Though Ethiopia is the rising star of light manufacturing, challenges remain, ranging from those of bureaucracy to issues with cotton quality. However, most pressing is the issue of energy stability.
For too long, energy apartheid has stifled countries in sub-Saharan Africa – Ethiopia being no exception. “Power outages have for a long time been a major constraint. And the [greater] the demand for energy power – as with more investment and manufacturing and in high-value agriculture commodities – the bigger that constraint becomes,” said Cramer.
In recent years, ethiopia has boasted formidable success in attracting foreign manufacturers to set up shop in the country
While many investors are hopeful that the country’s new industrial zones will result in large-scale garment assembly and manufacturing, the unreliable supply of electricity is a concern. “Without [reliable electricity], it’ll be very hard to expand. I think the government is very aware of this and is making the necessary infrastructure investments in various types of energy,” said Ramachandran. “I think it’ll be important for them to stay on this track and stay focused on this goal.”
As Ramachandran notes, the government is indeed aware of the importance of overcoming this particular challenge. Fortunately, it is taking advantage of the country’s hydroelectric potential and has built a number of dams in recent years, that which has grabbed the most attention being the aforementioned GERD. And for good reason: its potential is tremendous. With an expected generation capacity of 6,450MW, the GERD project is set to become the biggest dam in Africa, and according to The Ethiopian Messenger will “triplicate Ethiopia’s consumed energy”.
Cramer told World Finance: “These kinds of projects have the potential to start to overcome the [power] shortage. And that’s both in terms of the scope – the electrification of rural areas, for people to be able to study adult education in the evenings, or for public safety on roads at night etc – but it’s also what underpins industrialisation and change.”
Significantly, the GERD will also act as a driving force for exporting electricity to neighbouring nations, which in turn will prove crucial to generating foreign exchange. Indeed, the dam has become a powerful symbol for the country. Costing a whopping $4.7bn, the GERD has been funded and constructed almost solely by Ethiopians, marking a monumental step in the state’s ability to stand on its own two feet and demonstrating its status as a regional power.
The best is yet to come

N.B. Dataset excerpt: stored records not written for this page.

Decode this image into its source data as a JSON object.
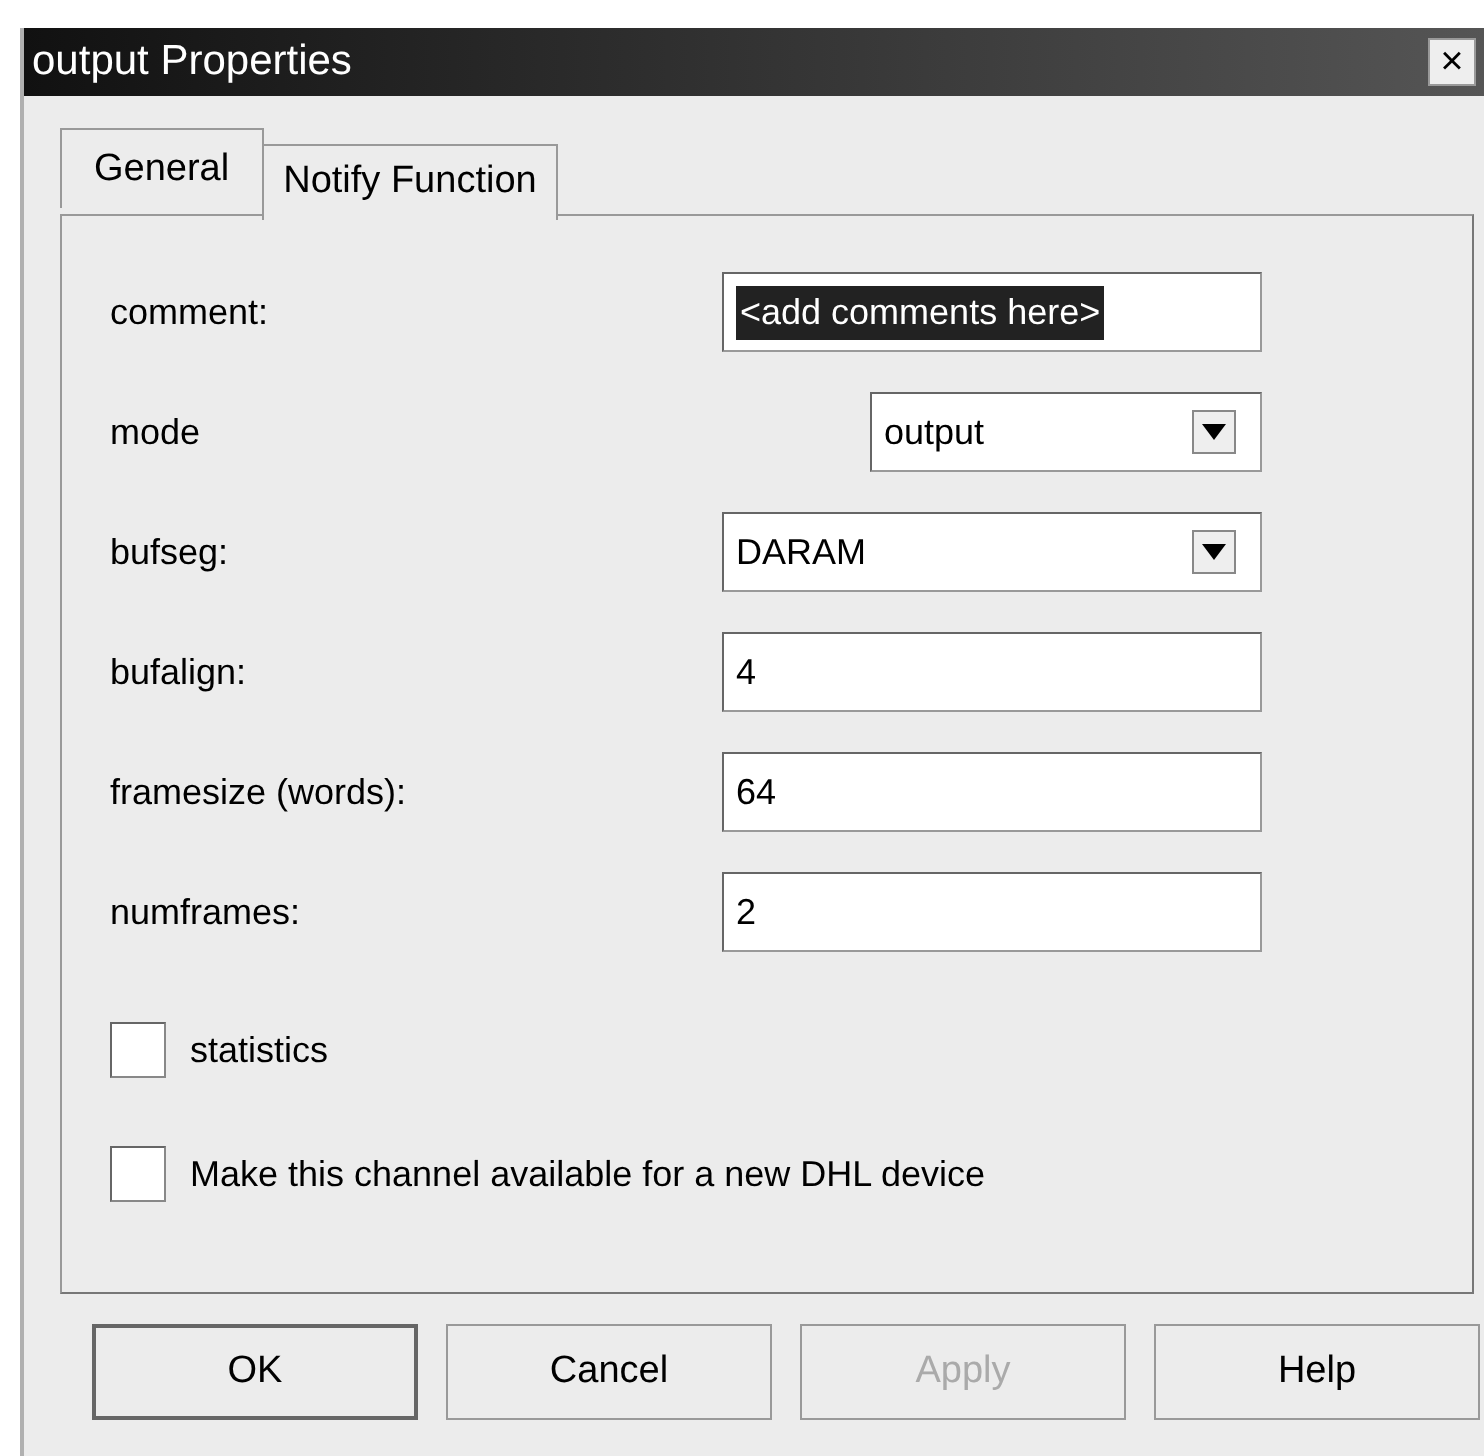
{
  "window": {
    "title": "output Properties",
    "close": "×"
  },
  "tabs": [
    {
      "label": "General",
      "selected": true
    },
    {
      "label": "Notify Function",
      "selected": false
    }
  ],
  "fields": [
    {
      "label": "comment:",
      "kind": "text",
      "value": "<add comments here>",
      "text_selected": true
    },
    {
      "label": "mode",
      "kind": "compact-select",
      "value": "output"
    },
    {
      "label": "bufseg:",
      "kind": "select",
      "value": "DARAM"
    },
    {
      "label": "bufalign:",
      "kind": "text",
      "value": "4",
      "text_selected": false
    },
    {
      "label": "framesize (words):",
      "kind": "text",
      "value": "64",
      "text_selected": false
    },
    {
      "label": "numframes:",
      "kind": "text",
      "value": "2",
      "text_selected": false
    }
  ],
  "checkboxes": [
    {
      "label": "statistics",
      "checked": false
    },
    {
      "label": "Make this channel available for a new DHL device",
      "checked": false
    }
  ],
  "buttons": [
    {
      "label": "OK",
      "default": true,
      "disabled": false
    },
    {
      "label": "Cancel",
      "default": false,
      "disabled": false
    },
    {
      "label": "Apply",
      "default": false,
      "disabled": true
    },
    {
      "label": "Help",
      "default": false,
      "disabled": false
    }
  ]
}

From the dire straits publicised around the western world in the not-too-distant past, Ethiopia is now on the cusp of a complete transformation. Its remarkable economic growth makes it a beacon of inspiration for the entire region; indeed, it holds a number of lessons from which other developing nations can draw. First, it highlights the importance of government spending – even in low-income countries – particularly in areas that are stifling the economy. In Ethiopia, the government has maintained a determined focus on improving transportation and energy infrastructure, and it has done so through a commendable combination of local financing, the facilitation of foreign investment, securing loans from international entities and the
help of the diaspora.
As explained by Cramer, Ethiopia has also demonstrated the value of learning from others – speaking to various organisations and experts, studying the development of other economies and learning from their pitfalls. In the case of Ethiopia, having a strong, coherent leadership in place, which is steadfastly focused on a long-term strategy, has been crucial in this approach.
Now with Abiy at the helm, the economy has received yet another boost, thanks in large part to his quick work and charisma. Today, the country is more stable than it has been for years – foreign investors are further motivated, while the population is amply inspired. The time is ripe for the country to firmly push itself into the next phase of its development: becoming a hub for sub-Saharan Africa in terms of manufacturing, transportation, energy and economic leadership. With more reliable energy soon to follow, the country’s grand ambitions are actually within reach. Ethiopia’s economic story is truly extraordinary – and the best part is, it’s not over yet.